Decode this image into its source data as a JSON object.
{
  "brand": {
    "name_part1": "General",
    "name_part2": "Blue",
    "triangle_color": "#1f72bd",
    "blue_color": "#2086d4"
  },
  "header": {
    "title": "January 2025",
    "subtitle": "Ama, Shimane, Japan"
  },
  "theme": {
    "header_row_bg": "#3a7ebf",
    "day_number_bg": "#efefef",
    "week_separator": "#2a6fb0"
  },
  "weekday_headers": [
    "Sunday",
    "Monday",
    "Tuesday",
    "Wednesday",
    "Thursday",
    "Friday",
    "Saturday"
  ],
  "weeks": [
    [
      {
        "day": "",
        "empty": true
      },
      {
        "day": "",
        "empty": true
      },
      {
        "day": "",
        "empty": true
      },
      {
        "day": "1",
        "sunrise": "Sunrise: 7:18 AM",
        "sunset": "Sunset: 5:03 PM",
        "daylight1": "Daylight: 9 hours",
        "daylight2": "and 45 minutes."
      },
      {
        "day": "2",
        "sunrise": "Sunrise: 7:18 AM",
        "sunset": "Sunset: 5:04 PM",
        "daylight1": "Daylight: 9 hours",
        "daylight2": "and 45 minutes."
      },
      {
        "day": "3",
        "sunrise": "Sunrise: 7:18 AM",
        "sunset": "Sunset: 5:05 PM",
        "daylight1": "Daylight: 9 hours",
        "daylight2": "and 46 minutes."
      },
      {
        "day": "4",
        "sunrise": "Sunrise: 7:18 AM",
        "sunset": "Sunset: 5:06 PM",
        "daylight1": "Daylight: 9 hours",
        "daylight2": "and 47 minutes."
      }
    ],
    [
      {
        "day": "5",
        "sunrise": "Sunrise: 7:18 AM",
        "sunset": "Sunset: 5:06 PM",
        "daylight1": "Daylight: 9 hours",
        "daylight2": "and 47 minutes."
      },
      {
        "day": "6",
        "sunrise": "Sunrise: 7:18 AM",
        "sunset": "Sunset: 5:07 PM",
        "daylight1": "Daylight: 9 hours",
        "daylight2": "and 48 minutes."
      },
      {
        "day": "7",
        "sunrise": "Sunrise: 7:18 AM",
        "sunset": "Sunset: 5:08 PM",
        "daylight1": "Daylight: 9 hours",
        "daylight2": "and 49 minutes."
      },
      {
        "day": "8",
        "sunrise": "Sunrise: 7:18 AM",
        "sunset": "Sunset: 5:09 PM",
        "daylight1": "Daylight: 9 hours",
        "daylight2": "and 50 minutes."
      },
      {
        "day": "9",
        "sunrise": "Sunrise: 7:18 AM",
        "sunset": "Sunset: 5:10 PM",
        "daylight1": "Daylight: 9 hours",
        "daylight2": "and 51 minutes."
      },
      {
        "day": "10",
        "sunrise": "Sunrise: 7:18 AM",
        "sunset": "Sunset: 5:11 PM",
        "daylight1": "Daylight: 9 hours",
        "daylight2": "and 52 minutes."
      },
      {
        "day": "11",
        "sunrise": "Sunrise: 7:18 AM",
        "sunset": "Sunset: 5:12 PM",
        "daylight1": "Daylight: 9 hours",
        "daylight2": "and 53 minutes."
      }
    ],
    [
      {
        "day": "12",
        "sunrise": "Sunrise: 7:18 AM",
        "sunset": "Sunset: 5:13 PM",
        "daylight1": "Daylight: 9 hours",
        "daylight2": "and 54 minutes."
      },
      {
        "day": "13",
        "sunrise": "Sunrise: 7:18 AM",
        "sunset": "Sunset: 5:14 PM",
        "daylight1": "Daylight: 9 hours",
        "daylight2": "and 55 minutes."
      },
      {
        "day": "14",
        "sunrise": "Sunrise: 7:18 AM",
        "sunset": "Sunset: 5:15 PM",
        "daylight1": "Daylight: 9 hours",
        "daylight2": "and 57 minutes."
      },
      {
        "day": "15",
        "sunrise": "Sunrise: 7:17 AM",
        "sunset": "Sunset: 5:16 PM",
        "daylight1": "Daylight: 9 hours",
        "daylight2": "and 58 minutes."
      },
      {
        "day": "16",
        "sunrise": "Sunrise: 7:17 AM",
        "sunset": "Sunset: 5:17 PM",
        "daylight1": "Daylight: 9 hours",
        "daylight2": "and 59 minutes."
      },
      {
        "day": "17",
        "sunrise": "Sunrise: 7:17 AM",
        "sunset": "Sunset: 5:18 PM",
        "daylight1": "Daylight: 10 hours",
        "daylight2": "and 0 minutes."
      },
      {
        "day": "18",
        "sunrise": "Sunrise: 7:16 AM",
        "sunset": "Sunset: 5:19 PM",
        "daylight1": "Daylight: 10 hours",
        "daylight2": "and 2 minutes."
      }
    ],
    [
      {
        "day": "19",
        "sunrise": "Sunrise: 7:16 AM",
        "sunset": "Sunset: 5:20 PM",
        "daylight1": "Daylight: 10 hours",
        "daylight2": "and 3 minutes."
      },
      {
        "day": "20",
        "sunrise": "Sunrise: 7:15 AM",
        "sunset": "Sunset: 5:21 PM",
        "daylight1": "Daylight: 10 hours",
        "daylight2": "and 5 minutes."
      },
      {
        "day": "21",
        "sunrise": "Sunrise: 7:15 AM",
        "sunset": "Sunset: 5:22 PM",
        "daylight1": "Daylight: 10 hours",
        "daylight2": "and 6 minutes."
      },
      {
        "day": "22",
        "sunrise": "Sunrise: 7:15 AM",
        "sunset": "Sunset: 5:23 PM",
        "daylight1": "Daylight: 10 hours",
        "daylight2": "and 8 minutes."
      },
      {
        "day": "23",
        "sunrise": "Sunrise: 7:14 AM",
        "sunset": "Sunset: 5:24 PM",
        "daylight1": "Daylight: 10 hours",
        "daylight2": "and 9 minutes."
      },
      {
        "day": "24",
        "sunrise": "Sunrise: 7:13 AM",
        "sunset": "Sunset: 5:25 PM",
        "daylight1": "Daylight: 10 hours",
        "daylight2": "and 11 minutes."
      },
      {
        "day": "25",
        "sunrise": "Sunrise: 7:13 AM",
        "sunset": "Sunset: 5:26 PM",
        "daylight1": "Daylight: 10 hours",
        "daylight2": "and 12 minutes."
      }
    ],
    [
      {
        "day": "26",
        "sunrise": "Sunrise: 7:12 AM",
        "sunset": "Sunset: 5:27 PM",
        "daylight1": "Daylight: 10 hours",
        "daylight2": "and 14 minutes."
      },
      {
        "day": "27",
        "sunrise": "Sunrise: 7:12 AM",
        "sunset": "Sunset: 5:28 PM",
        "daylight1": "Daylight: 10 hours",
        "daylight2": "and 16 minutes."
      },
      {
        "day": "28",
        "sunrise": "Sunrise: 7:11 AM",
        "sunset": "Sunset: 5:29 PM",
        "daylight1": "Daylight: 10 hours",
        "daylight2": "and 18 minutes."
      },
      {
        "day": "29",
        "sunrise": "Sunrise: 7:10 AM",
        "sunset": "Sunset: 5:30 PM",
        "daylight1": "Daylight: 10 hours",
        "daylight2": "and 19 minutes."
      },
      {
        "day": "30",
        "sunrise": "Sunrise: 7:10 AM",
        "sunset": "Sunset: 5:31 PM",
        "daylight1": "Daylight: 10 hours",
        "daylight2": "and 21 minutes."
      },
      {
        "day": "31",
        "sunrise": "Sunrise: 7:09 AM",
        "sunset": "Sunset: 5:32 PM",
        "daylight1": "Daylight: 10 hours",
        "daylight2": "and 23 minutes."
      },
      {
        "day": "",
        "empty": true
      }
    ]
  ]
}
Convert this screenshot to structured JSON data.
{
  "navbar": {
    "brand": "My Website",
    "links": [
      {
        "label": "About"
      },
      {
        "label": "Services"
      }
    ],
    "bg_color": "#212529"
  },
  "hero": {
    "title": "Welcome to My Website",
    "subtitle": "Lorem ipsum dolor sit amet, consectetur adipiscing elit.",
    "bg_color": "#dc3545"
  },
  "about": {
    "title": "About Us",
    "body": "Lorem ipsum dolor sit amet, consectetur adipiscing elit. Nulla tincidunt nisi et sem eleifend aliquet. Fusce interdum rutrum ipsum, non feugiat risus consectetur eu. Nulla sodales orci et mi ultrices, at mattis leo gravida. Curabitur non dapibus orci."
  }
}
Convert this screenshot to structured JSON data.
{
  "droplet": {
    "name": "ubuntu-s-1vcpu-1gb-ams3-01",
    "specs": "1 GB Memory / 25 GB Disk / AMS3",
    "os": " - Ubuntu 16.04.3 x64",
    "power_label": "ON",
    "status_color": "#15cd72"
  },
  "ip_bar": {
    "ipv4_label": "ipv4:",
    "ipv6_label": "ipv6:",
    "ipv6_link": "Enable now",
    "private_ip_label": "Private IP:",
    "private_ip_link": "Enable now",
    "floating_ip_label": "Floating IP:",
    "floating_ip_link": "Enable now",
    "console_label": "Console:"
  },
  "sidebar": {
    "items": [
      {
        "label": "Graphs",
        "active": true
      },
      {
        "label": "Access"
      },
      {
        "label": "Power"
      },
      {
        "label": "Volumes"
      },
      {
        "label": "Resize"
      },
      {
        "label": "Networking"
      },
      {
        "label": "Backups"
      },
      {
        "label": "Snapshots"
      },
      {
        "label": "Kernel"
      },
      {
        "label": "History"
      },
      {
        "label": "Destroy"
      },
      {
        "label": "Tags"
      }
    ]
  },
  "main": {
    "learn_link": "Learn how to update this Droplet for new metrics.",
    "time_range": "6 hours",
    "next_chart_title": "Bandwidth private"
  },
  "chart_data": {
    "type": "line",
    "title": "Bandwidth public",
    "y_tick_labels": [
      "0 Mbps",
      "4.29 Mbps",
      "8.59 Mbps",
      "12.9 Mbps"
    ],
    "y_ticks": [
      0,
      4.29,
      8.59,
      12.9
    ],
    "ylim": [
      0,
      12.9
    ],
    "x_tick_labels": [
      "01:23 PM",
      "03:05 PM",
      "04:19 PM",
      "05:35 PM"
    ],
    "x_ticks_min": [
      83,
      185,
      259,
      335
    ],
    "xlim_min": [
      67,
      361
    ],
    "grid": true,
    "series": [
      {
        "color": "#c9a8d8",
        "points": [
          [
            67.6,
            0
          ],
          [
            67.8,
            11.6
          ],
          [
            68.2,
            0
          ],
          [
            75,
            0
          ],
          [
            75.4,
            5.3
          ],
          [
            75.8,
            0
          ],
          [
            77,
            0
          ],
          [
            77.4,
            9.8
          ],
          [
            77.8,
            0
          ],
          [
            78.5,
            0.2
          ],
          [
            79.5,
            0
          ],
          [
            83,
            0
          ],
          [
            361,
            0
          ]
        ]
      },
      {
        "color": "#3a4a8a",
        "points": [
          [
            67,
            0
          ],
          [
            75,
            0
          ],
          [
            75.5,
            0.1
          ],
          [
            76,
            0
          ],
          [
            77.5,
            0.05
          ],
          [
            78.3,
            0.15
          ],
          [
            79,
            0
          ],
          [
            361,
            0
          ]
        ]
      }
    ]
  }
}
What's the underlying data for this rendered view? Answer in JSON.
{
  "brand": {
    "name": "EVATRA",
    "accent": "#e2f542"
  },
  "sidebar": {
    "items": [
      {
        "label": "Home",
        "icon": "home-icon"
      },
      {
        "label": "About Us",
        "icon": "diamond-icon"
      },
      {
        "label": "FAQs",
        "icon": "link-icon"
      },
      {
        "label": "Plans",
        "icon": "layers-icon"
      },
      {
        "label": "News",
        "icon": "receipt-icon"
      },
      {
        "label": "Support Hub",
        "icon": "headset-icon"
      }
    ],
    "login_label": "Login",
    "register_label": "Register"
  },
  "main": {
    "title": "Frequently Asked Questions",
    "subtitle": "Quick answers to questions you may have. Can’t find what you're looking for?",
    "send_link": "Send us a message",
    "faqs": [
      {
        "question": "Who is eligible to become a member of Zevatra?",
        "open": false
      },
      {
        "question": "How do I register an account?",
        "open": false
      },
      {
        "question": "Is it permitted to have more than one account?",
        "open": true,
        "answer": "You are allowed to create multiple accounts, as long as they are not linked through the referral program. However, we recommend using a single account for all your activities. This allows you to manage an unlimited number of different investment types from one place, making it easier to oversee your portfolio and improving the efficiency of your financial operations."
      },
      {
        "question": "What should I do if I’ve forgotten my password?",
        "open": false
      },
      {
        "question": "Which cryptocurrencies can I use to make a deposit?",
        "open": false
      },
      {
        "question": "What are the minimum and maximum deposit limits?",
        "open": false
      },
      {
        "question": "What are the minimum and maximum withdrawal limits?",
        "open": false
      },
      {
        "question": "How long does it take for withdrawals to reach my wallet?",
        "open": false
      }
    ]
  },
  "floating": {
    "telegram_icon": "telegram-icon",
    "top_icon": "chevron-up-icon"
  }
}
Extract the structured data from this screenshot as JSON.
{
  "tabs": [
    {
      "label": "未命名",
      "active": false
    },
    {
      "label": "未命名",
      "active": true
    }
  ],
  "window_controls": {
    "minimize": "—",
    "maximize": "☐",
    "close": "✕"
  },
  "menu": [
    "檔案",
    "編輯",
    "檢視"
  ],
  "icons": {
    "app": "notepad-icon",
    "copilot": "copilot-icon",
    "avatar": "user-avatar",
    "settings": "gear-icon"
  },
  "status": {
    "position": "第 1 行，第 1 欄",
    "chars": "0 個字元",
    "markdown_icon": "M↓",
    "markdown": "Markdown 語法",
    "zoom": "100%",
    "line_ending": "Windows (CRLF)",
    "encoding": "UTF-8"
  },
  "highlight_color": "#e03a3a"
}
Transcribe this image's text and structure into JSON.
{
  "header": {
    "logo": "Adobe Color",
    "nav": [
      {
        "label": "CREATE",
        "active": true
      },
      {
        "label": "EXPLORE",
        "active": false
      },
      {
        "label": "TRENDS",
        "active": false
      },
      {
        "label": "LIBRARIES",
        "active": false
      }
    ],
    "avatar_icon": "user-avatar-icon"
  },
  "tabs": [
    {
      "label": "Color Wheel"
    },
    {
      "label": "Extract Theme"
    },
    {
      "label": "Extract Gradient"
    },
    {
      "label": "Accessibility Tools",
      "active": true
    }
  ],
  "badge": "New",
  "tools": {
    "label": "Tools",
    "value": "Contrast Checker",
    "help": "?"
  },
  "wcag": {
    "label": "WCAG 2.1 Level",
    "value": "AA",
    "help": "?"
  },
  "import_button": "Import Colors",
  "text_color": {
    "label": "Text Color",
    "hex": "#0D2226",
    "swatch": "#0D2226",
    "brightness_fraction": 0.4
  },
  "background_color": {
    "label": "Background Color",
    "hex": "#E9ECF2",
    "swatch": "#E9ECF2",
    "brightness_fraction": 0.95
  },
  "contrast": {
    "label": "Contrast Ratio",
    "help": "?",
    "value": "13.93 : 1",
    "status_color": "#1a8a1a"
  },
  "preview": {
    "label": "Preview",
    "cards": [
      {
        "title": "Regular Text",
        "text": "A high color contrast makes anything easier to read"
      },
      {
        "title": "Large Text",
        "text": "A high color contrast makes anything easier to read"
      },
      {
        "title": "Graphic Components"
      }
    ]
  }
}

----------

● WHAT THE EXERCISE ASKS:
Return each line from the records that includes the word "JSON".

● TASK ANSWER:
Decode this image into its source data as a JSON object.
Convert this screenshot to structured JSON data.
Convert this screenshot to structured JSON data.
What's the underlying data for this rendered view? Answer in JSON.
Extract the structured data from this screenshot as JSON.
Transcribe this image's text and structure into JSON.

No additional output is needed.